In one of probably the greatest scenes in television history, Succession’s Kendall Roy (Jeremy Strong) raps about his octogenarian father Logan (Brian Cox) at a celebratory dinner in front of his family and friends, “L to the OG, dude be the OG, A N he playin, playin like a pro” (notice the capital letters). The crowd, all dressed in black tie, reflecting the decorous and respectful mood of the event, look on with expressions of shock and horror on their faces. Everyone pulls out their phones—his sister, other company executives, even friends—in order to immortalize this utterly outrageous performance. The only person who seems to truly bop to this absurd song is cousin Greg (Nicholas Braun), the distant stoner relative who moves to New York for a job in season one, and turns out to be quite resourceful.
The rap could not have come at a more ironic moment: just one episode after the rap and Roman Roy’s (Kieran Culkin) remark that “this might be the end of the company,” a story breaks detailing numerous harassment allegations and cover-up scandals in the Roy family business, and the Roys are called to testify in front of Congress. Amid this drama, the question of who will be scapegoated is on everyone’s minds, as is the question of who will succeed Logan as the next CEO of the family company Waystar Royco.
At the beginning of this season, it seemed that the only viable family member to succeed Logan would be his daughter Siobhan “Shiv” (Sarah Snook). His inept eldest son with political ambitions Connor (Alan Ruck) was never a possibility, his youngest son Roman didn’t take the business seriously, and his middle son and previous heir-apparent Kendall was emotionally in a bad place following a drug-fueled car accident. After the accident and subsequent coverup in season one, Kendall was forced to give up his takeover of Waystar and return to his father’s side, blindly following his every order in return for getting away with murder.
But things started to change throughout this season. Shiv made the careless decision to try to force her father into publicly announcing her as the next CEO, alienating her from her father’s favor. Roman, under the mentorship of long-time Waystar General Counsel Gerri Kellman (J. Smith Cameron), started developing his business acumen and became a compelling candidate for successor. Even Kendall starts to recover, as he so eloquently details while crooning, “don’t get it twisted, I’ve been through hell, but since I stan Dad I’m alive and well.” Additionally, Logan started a relationship with Rhea Jarrell (Holly Hunter), the former CEO of his rival company, who ended up declining his offer to be the next CEO when the cover-up scandal emerged.
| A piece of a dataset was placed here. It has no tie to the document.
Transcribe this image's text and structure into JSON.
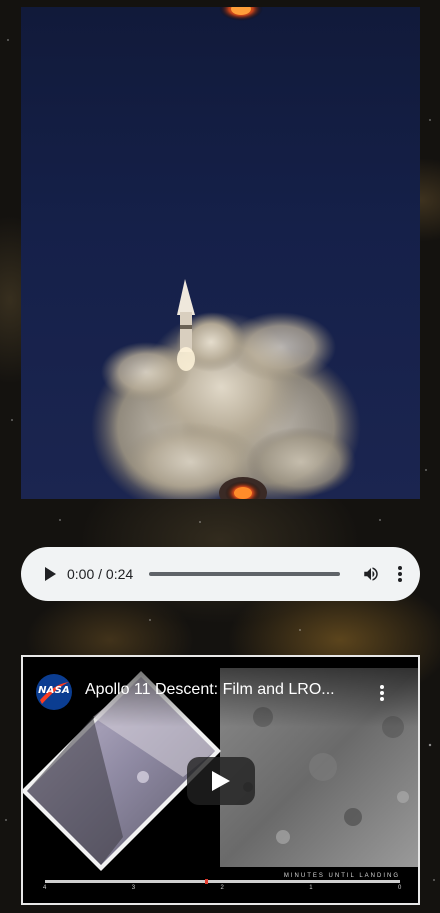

Amid all of this confusion, it became hard to tell who would be sacked and who would be given the job of their dreams. In the season finale—in possibly one of his cruelest moves ever—Logan gathers his family and business executives on his yacht to decide amongst themselves which one to sacrifice. He knows that it has to be him: just moments before boarding his yacht he calls one of his biggest shareholders, who tells him that he won’t accept anyone other than Logan himself stepping down. Not only does he have to come up with a plan to establish himself as the scapegoat before finally stepping down, but he also needs to find a successor. Being the mastermind he is, he finds a way to get both done at the same time—the one with the courage to sacrifice him is the one fit to run the company.
Loyalties get tested and conflict ensues, but they come to the conclusion that it must be Kendall. Even Kendall doesn’t understand that his father is testing him with this—Logan is backing him into a corner to see if he has what it takes to run the family company, to be a killer. Logan knows that Kendall is the best choice for CEO, but he needs to be capable of sacrificing his father to achieve this.
In the most fitting way to finally reveal to viewers after two seasons the successor of Waystar Royco, Kendall sacrifices his father, destroying his reign and securing his own position in the company. Logan watches his son destroy his public image on his own television channel, and smiles– knowing that his son has finally stepped up. Kendall showed him that he’s a killer, that he has what it takes to run the company.
There’s a sense of parallelism in this season’s premiere and finale. In the first episode, Logan watches his son read off of a script he prepared for him denouncing his attempted takeover of the company and reaffirming his belief in his father—that Daddy knows best. Logan watches in disgust, seeing his brilliant son hollowed out. On the other hand, in the last episode, we see Logan smile as his son tears him apart at the press release. Kendall’s rap, ultimately, becomes a more apt description of himself than of his father.